Maria Torres, a healthy, fit woman of 43 was diagnosed with Type 2 Diabetes. It was totally out of the blue. She was a woman who took her health and fitness seriously with regular exercise, healthy eating and weight management. She just couldn’t believe it. Refusing to accept the reports, she requested her doctor to re-test her. Nonetheless, the results were the same. Her life would now undergo dramatic transformation and no one could fully explain why this was happening.
“It really scared me,” says Maria. “I thought I was going to die soon.”
No one was surprised at Maria’s refusal to accept the diagnosis. She just did not fit in with the profile of a typical Type 2 diabetes patient. The probable reason behind this could be some undiscovered genetic element that made Maria vulnerable to the condition.
In order to manage her diabetes, she had to modify her existing lifestyle. Whilst her pancreas was producing insulin, that instruct the cells to take in the blood sugar, her cells had developed insulin resistance and therefore not co-operating in the scheme of things. Consequently, with glucose accumulation in her blood, Maria was facing a host of health risks like heart disease, nerve damage and eye issues.
It had come down to regular insulin injections five times a day in order to absorb the glucose and frequent monitoring of her blood sugar levels.
She has followed this regimented lifestyle for 20 odd years. But insulin is not the cure. It only helps to control the condition. She faces massive side effects like mood swings and serious complications when her glucose levels are on the rise and fall.
Working Towards a Cure
An encouraging strategy to combat diabetes by transplanting beta cells, allowing the blood to sense the sugar levels and generate insulin thereby reducing them in time, has gained momentum. Those suffering from Type 1 diabetes would gain, as the new beta cells will be able to substitute the cells that had been lost due to the disease. For patients with the Type 2 condition like Maria, transplanting beta cells could possibly increase the body’s potential to generate insulin and in turn decreasing blood sugar levels and lessening the requirement for injections.

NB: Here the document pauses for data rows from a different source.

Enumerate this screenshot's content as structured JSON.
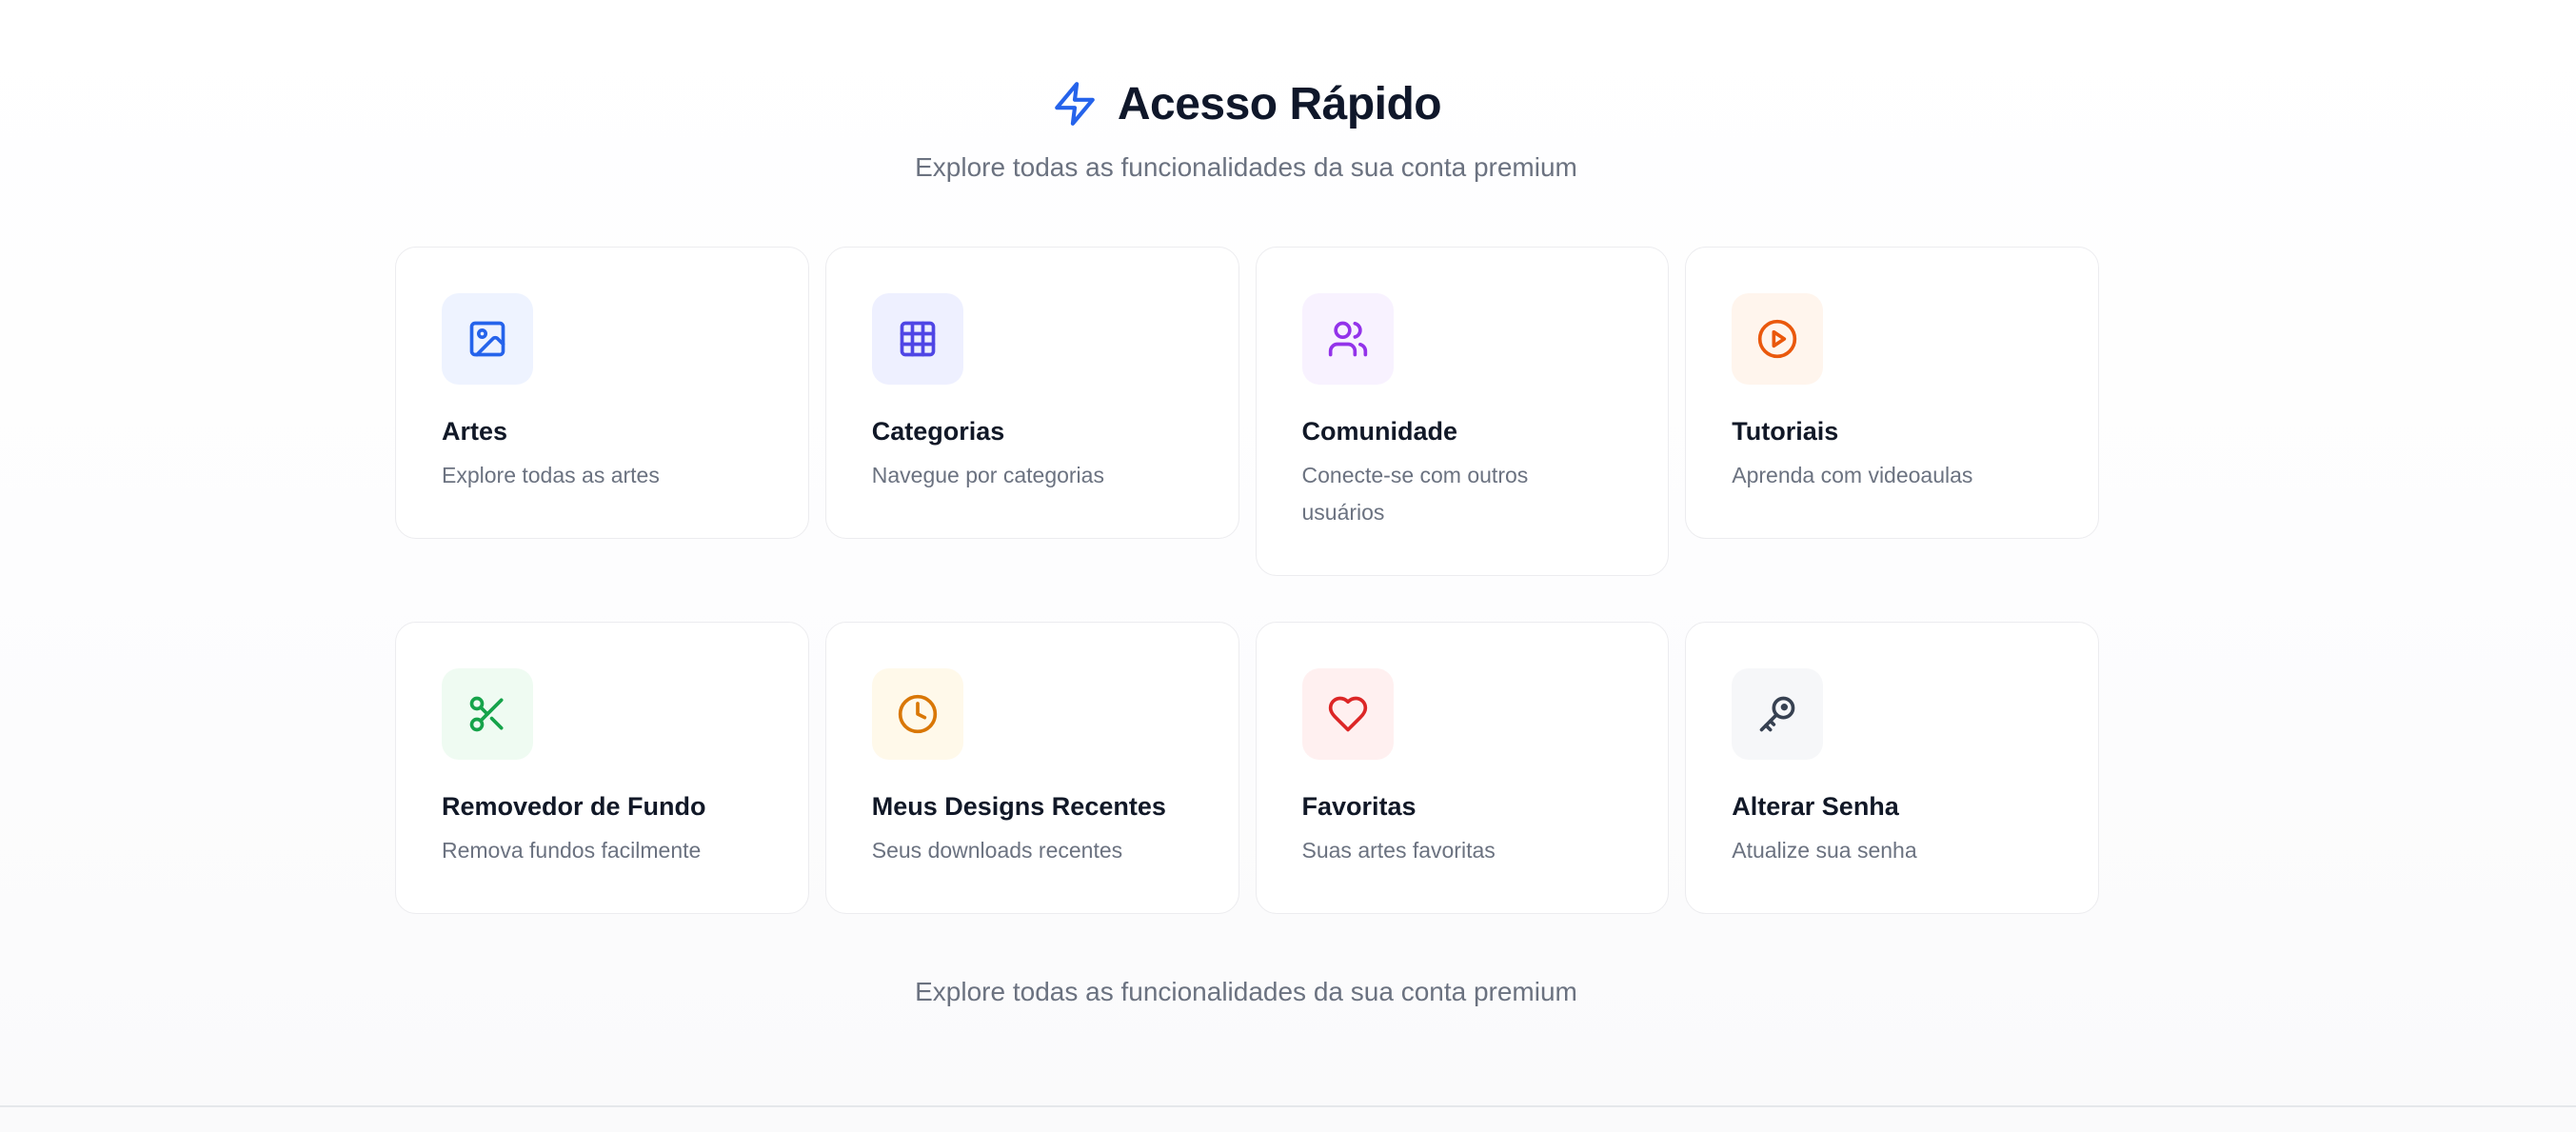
{
  "header": {
    "icon": "lightning-bolt-icon",
    "title": "Acesso Rápido",
    "subtitle": "Explore todas as funcionalidades da sua conta premium"
  },
  "colors": {
    "accent": "#2563eb",
    "title": "#0f172a",
    "muted": "#6b7280"
  },
  "cards": [
    {
      "title": "Artes",
      "description": "Explore todas as artes",
      "icon": "image-icon",
      "icon_color": "#2563eb",
      "icon_bg": "#eef3ff"
    },
    {
      "title": "Categorias",
      "description": "Navegue por categorias",
      "icon": "grid-icon",
      "icon_color": "#4f46e5",
      "icon_bg": "#eef0ff"
    },
    {
      "title": "Comunidade",
      "description": "Conecte-se com outros usuários",
      "icon": "users-icon",
      "icon_color": "#9333ea",
      "icon_bg": "#f8f2ff"
    },
    {
      "title": "Tutoriais",
      "description": "Aprenda com videoaulas",
      "icon": "play-circle-icon",
      "icon_color": "#ea580c",
      "icon_bg": "#fff5ed"
    },
    {
      "title": "Removedor de Fundo",
      "description": "Remova fundos facilmente",
      "icon": "scissors-icon",
      "icon_color": "#16a34a",
      "icon_bg": "#effbf2"
    },
    {
      "title": "Meus Designs Recentes",
      "description": "Seus downloads recentes",
      "icon": "clock-icon",
      "icon_color": "#d97706",
      "icon_bg": "#fff9ea"
    },
    {
      "title": "Favoritas",
      "description": "Suas artes favoritas",
      "icon": "heart-icon",
      "icon_color": "#dc2626",
      "icon_bg": "#fff0f0"
    },
    {
      "title": "Alterar Senha",
      "description": "Atualize sua senha",
      "icon": "key-icon",
      "icon_color": "#374151",
      "icon_bg": "#f6f7f9"
    }
  ],
  "footer": {
    "text": "Explore todas as funcionalidades da sua conta premium"
  }
}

A San Diego based organization received significant funding from CIRM to work on this prognosis. They have been working towards developing innovative methodologies to transform human embryonic stem cells into insulin-producing beta cells. With stem cells unique potential to transform into any form or tissue, the research team was looking to reproduce the precise indicators that could change a stem cell into a beta cell, rather than a neuron or muscle cell.
Success came and the research team was able to develop progenitor cells, just a single step short of creating mature beta cells. These progenitor cells were given adequate gestation period so that they could develop in the body. Under clinical conditions using animals, the tougher progenitor cells endured the transplant procedure and, on attaining maturity started producing insulin. In addition to this, the research team started with inserting the progenitor cells in a porous capsule prior to initiating the transplantation under the skin. By doing this, they were able to keep the cells out hence circumventing potential attack and denunciation by the patient’s own immune system.
An FDA approved clinical trial for Type 1 diabetes is currently underway. With continuous progression, their aim to ultimately also help those who are suffering from Type 2 diabetes as well. For Maria, this is an important breakthrough, not only for herself but also for her family.
“I have three kids, and I know they could have the same thing I have,” says Maria. “If they find a cure, for me, that’s peace of mind.”